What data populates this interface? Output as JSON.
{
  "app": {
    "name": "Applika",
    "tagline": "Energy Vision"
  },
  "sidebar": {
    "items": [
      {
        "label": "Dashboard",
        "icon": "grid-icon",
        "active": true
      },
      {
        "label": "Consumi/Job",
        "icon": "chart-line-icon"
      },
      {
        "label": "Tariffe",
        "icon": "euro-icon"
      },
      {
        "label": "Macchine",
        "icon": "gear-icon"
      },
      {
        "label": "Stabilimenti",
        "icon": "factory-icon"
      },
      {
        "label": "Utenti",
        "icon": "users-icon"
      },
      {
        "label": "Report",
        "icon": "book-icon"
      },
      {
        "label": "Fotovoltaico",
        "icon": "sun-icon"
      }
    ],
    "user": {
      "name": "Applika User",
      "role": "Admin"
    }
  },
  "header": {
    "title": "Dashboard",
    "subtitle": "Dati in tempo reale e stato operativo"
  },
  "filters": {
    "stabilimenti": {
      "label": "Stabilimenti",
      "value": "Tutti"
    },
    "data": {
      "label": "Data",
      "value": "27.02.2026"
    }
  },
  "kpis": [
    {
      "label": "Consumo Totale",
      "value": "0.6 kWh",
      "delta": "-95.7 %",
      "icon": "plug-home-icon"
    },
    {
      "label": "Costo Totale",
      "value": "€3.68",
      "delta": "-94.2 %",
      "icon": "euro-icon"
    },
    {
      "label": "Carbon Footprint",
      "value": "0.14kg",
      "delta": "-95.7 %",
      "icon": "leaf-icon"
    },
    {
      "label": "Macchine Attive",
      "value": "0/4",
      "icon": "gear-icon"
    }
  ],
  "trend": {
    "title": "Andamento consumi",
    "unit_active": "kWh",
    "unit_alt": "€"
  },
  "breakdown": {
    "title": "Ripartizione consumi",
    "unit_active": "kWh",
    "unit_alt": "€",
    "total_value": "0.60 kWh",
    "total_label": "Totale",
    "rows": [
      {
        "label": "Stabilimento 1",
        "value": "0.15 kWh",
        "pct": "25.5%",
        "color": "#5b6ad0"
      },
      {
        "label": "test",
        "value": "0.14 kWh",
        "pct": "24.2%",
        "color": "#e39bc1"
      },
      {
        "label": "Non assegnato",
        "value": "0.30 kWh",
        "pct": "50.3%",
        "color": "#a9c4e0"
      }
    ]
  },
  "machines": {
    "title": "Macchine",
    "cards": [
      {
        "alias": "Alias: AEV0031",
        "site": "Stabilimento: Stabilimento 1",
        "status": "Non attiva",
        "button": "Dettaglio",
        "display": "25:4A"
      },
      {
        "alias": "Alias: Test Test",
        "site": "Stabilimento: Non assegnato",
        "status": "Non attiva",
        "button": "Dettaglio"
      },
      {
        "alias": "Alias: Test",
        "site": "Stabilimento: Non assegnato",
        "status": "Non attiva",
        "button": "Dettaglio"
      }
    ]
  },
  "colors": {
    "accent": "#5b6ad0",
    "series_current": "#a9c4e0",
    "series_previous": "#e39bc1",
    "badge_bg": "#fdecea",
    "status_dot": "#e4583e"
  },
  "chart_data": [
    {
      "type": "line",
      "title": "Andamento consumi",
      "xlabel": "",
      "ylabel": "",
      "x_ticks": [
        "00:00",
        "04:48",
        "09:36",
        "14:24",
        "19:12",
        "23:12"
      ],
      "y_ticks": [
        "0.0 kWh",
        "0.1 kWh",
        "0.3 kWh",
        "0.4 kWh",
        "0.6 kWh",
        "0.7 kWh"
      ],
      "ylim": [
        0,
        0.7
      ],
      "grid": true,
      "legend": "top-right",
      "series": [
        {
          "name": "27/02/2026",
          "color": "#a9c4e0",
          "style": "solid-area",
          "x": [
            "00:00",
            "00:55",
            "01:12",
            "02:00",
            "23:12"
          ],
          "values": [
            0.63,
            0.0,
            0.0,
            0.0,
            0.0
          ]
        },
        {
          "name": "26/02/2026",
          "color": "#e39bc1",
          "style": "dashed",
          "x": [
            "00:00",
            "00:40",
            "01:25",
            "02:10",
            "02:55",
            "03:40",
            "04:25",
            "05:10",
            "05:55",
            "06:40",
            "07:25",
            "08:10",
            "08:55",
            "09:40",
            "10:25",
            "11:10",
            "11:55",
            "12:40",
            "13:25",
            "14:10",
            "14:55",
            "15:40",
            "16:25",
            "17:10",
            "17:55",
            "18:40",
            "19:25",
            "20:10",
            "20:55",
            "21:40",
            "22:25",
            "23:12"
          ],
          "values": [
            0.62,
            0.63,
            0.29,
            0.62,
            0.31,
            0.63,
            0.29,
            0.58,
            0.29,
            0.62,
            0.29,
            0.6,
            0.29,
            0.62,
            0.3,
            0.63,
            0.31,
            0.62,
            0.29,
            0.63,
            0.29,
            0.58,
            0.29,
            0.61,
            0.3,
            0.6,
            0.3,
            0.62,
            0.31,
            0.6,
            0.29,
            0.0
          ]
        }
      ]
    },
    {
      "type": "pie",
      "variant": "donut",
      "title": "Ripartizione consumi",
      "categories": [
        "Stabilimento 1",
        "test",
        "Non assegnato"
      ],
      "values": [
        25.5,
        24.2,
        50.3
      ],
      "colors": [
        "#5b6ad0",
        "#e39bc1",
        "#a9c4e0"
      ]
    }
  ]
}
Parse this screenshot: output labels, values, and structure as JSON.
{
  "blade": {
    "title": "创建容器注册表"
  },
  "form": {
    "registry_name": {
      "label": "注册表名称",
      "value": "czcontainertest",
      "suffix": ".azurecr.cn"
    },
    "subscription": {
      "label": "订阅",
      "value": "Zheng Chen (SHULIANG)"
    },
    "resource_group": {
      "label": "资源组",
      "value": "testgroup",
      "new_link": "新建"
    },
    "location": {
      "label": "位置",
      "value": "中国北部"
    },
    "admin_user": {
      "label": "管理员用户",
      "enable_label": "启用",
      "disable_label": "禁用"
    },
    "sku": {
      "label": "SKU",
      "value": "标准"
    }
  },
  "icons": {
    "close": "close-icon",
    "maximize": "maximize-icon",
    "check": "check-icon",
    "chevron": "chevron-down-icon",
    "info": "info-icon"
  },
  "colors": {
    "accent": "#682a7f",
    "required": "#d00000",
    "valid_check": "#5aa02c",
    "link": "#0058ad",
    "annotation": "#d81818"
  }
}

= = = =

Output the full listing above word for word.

ANSWER BOX:
What data populates this interface? Output as JSON.
{
  "app": {
    "name": "Applika",
    "tagline": "Energy Vision"
  },
  "sidebar": {
    "items": [
      {
        "label": "Dashboard",
        "icon": "grid-icon",
        "active": true
      },
      {
        "label": "Consumi/Job",
        "icon": "chart-line-icon"
      },
      {
        "label": "Tariffe",
        "icon": "euro-icon"
      },
      {
        "label": "Macchine",
        "icon": "gear-icon"
      },
      {
        "label": "Stabilimenti",
        "icon": "factory-icon"
      },
      {
        "label": "Utenti",
        "icon": "users-icon"
      },
      {
        "label": "Report",
        "icon": "book-icon"
      },
      {
        "label": "Fotovoltaico",
        "icon": "sun-icon"
      }
    ],
    "user": {
      "name": "Applika User",
      "role": "Admin"
    }
  },
  "header": {
    "title": "Dashboard",
    "subtitle": "Dati in tempo reale e stato operativo"
  },
  "filters": {
    "stabilimenti": {
      "label": "Stabilimenti",
      "value": "Tutti"
    },
    "data": {
      "label": "Data",
      "value": "27.02.2026"
    }
  },
  "kpis": [
    {
      "label": "Consumo Totale",
      "value": "0.6 kWh",
      "delta": "-95.7 %",
      "icon": "plug-home-icon"
    },
    {
      "label": "Costo Totale",
      "value": "€3.68",
      "delta": "-94.2 %",
      "icon": "euro-icon"
    },
    {
      "label": "Carbon Footprint",
      "value": "0.14kg",
      "delta": "-95.7 %",
      "icon": "leaf-icon"
    },
    {
      "label": "Macchine Attive",
      "value": "0/4",
      "icon": "gear-icon"
    }
  ],
  "trend": {
    "title": "Andamento consumi",
    "unit_active": "kWh",
    "unit_alt": "€"
  },
  "breakdown": {
    "title": "Ripartizione consumi",
    "unit_active": "kWh",
    "unit_alt": "€",
    "total_value": "0.60 kWh",
    "total_label": "Totale",
    "rows": [
      {
        "label": "Stabilimento 1",
        "value": "0.15 kWh",
        "pct": "25.5%",
        "color": "#5b6ad0"
      },
      {
        "label": "test",
        "value": "0.14 kWh",
        "pct": "24.2%",
        "color": "#e39bc1"
      },
      {
        "label": "Non assegnato",
        "value": "0.30 kWh",
        "pct": "50.3%",
        "color": "#a9c4e0"
      }
    ]
  },
  "machines": {
    "title": "Macchine",
    "cards": [
      {
        "alias": "Alias: AEV0031",
        "site": "Stabilimento: Stabilimento 1",
        "status": "Non attiva",
        "button": "Dettaglio",
        "display": "25:4A"
      },
      {
        "alias": "Alias: Test Test",
        "site": "Stabilimento: Non assegnato",
        "status": "Non attiva",
        "button": "Dettaglio"
      },
      {
        "alias": "Alias: Test",
        "site": "Stabilimento: Non assegnato",
        "status": "Non attiva",
        "button": "Dettaglio"
      }
    ]
  },
  "colors": {
    "accent": "#5b6ad0",
    "series_current": "#a9c4e0",
    "series_previous": "#e39bc1",
    "badge_bg": "#fdecea",
    "status_dot": "#e4583e"
  },
  "chart_data": [
    {
      "type": "line",
      "title": "Andamento consumi",
      "xlabel": "",
      "ylabel": "",
      "x_ticks": [
        "00:00",
        "04:48",
        "09:36",
        "14:24",
        "19:12",
        "23:12"
      ],
      "y_ticks": [
        "0.0 kWh",
        "0.1 kWh",
        "0.3 kWh",
        "0.4 kWh",
        "0.6 kWh",
        "0.7 kWh"
      ],
      "ylim": [
        0,
        0.7
      ],
      "grid": true,
      "legend": "top-right",
      "series": [
        {
          "name": "27/02/2026",
          "color": "#a9c4e0",
          "style": "solid-area",
          "x": [
            "00:00",
            "00:55",
            "01:12",
            "02:00",
            "23:12"
          ],
          "values": [
            0.63,
            0.0,
            0.0,
            0.0,
            0.0
          ]
        },
        {
          "name": "26/02/2026",
          "color": "#e39bc1",
          "style": "dashed",
          "x": [
            "00:00",
            "00:40",
            "01:25",
            "02:10",
            "02:55",
            "03:40",
            "04:25",
            "05:10",
            "05:55",
            "06:40",
            "07:25",
            "08:10",
            "08:55",
            "09:40",
            "10:25",
            "11:10",
            "11:55",
            "12:40",
            "13:25",
            "14:10",
            "14:55",
            "15:40",
            "16:25",
            "17:10",
            "17:55",
            "18:40",
            "19:25",
            "20:10",
            "20:55",
            "21:40",
            "22:25",
            "23:12"
          ],
          "values": [
            0.62,
            0.63,
            0.29,
            0.62,
            0.31,
            0.63,
            0.29,
            0.58,
            0.29,
            0.62,
            0.29,
            0.6,
            0.29,
            0.62,
            0.3,
            0.63,
            0.31,
            0.62,
            0.29,
            0.63,
            0.29,
            0.58,
            0.29,
            0.61,
            0.3,
            0.6,
            0.3,
            0.62,
            0.31,
            0.6,
            0.29,
            0.0
          ]
        }
      ]
    },
    {
      "type": "pie",
      "variant": "donut",
      "title": "Ripartizione consumi",
      "categories": [
        "Stabilimento 1",
        "test",
        "Non assegnato"
      ],
      "values": [
        25.5,
        24.2,
        50.3
      ],
      "colors": [
        "#5b6ad0",
        "#e39bc1",
        "#a9c4e0"
      ]
    }
  ]
}
Parse this screenshot: output labels, values, and structure as JSON.
{
  "blade": {
    "title": "创建容器注册表"
  },
  "form": {
    "registry_name": {
      "label": "注册表名称",
      "value": "czcontainertest",
      "suffix": ".azurecr.cn"
    },
    "subscription": {
      "label": "订阅",
      "value": "Zheng Chen (SHULIANG)"
    },
    "resource_group": {
      "label": "资源组",
      "value": "testgroup",
      "new_link": "新建"
    },
    "location": {
      "label": "位置",
      "value": "中国北部"
    },
    "admin_user": {
      "label": "管理员用户",
      "enable_label": "启用",
      "disable_label": "禁用"
    },
    "sku": {
      "label": "SKU",
      "value": "标准"
    }
  },
  "icons": {
    "close": "close-icon",
    "maximize": "maximize-icon",
    "check": "check-icon",
    "chevron": "chevron-down-icon",
    "info": "info-icon"
  },
  "colors": {
    "accent": "#682a7f",
    "required": "#d00000",
    "valid_check": "#5aa02c",
    "link": "#0058ad",
    "annotation": "#d81818"
  }
}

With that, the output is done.